Human brain comprises billions of neurons in charge with production, receiving and further transmission of electrical impulses. Electrical impulses represent means of communications between neurons. In case of seizure there is an abnormal and excessive electrical activity in the brain which leads to excitation of many neurons. This results in specific contraction of skeletal muscles, changes in awareness and behavior.
Even though seizures in children usually do not last long they may appear terrifying for parents. In majority of children seizures can be well-controlled with medications and some of them will even eventually overgrow the condition.
Types of Seizures in Children
Seizures in children can be in several forms and their symptoms and signs vary a lot. Seizures are generally classified according to the child's appearance/behavior during the attack and the pattern of electrical activity in the brain (recorded by electroencephalogram-EEG).
The most common type of seizures in children is convulsion also known as 'grand mal' or 'tonic clonic' seizure. During the attack a child loses consciousness, the body becomes stiff and there are jerky muscle movements. Muscle rigidity may result in accidental biting the tongue.
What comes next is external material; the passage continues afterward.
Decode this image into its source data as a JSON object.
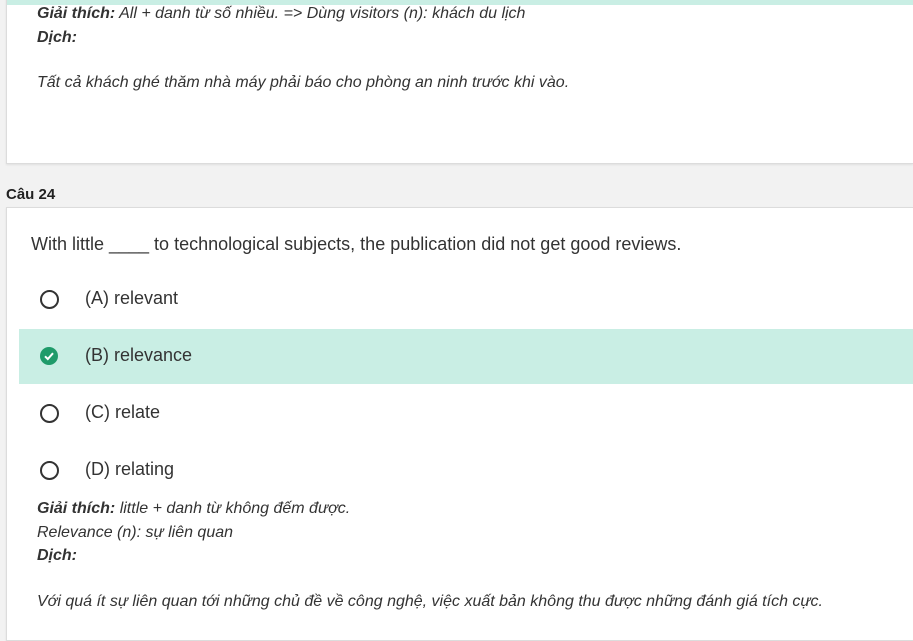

Apart from 'grand mal' seizures other types of seizures are not so dramatic. Jerky movements may affect only one arm or other parts of the body. In mild cases there is only a change in a child's behavior. For example a child may suddenly stop responding and stare for a while. This type of seizures is known as simple partial or complex partial seizures.
In some children seizures can be associated with 'sensations' only felt by a child. This 'sensation 'can be in a form of stomach discomfort, fear or unpleasant smell. In this case a child is suffering from simple partial seizures known as auras. An aura can be an introduction to actual seizures. One more presentation of seizure can be in a form of speaking difficulties or partial vision loss or other sensory loss.
Diagnosing Seizures in Children
The doctor starts with medical and seizure history. The information about frequency and characteristics of the attack is obtained from parents. What follows is physical and neurological examination. A child also undergoes electroencephalogram (EEG). The test provides with data regarding brain's electrical activity and can effectively localize the actual site of formation of abnormal electrical impulses.
The prognosis of seizures in children is generally good in case there are no serious structural brain abnormalities. With proper treatment a child may have a normal life and grow and develop adequately. The treatment plan is individual and the child goes for regular check-ups.